(SUPPLIED DATA begins)
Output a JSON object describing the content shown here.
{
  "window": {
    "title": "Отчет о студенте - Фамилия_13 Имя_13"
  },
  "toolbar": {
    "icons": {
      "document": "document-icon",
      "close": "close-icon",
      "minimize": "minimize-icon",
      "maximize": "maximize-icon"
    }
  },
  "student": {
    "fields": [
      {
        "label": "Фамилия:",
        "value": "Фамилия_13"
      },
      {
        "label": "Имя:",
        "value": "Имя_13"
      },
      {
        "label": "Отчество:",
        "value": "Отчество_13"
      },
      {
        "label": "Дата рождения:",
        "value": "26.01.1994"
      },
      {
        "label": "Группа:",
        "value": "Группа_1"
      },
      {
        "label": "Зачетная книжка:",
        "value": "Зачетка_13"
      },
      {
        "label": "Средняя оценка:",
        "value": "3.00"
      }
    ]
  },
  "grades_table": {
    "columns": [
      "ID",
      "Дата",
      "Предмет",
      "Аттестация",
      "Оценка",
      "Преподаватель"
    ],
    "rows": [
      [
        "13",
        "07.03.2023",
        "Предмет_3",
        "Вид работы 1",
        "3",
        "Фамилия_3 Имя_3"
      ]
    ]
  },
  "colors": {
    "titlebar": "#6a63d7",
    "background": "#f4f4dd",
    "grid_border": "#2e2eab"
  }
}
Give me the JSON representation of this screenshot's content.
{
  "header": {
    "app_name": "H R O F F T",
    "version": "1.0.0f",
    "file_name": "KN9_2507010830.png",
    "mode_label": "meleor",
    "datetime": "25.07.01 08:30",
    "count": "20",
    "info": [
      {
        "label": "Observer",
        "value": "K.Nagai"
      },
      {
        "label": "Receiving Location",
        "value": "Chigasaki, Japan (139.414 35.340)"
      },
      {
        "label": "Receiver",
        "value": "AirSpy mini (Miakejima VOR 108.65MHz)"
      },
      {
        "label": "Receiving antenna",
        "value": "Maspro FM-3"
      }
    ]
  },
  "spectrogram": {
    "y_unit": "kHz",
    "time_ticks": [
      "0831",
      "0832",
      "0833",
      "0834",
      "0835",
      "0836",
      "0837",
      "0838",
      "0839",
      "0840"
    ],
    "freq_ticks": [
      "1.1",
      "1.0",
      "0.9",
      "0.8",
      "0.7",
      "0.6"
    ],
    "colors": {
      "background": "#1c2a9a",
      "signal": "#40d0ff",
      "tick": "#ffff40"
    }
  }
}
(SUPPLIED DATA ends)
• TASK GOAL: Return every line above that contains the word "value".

• YOUR RESPONSE:
        "value": "Фамилия_13"
        "value": "Имя_13"
        "value": "Отчество_13"
        "value": "26.01.1994"
        "value": "Группа_1"
        "value": "Зачетка_13"
        "value": "3.00"
        "value": "K.Nagai"
        "value": "Chigasaki, Japan (139.414 35.340)"
        "value": "AirSpy mini (Miakejima VOR 108.65MHz)"
        "value": "Maspro FM-3"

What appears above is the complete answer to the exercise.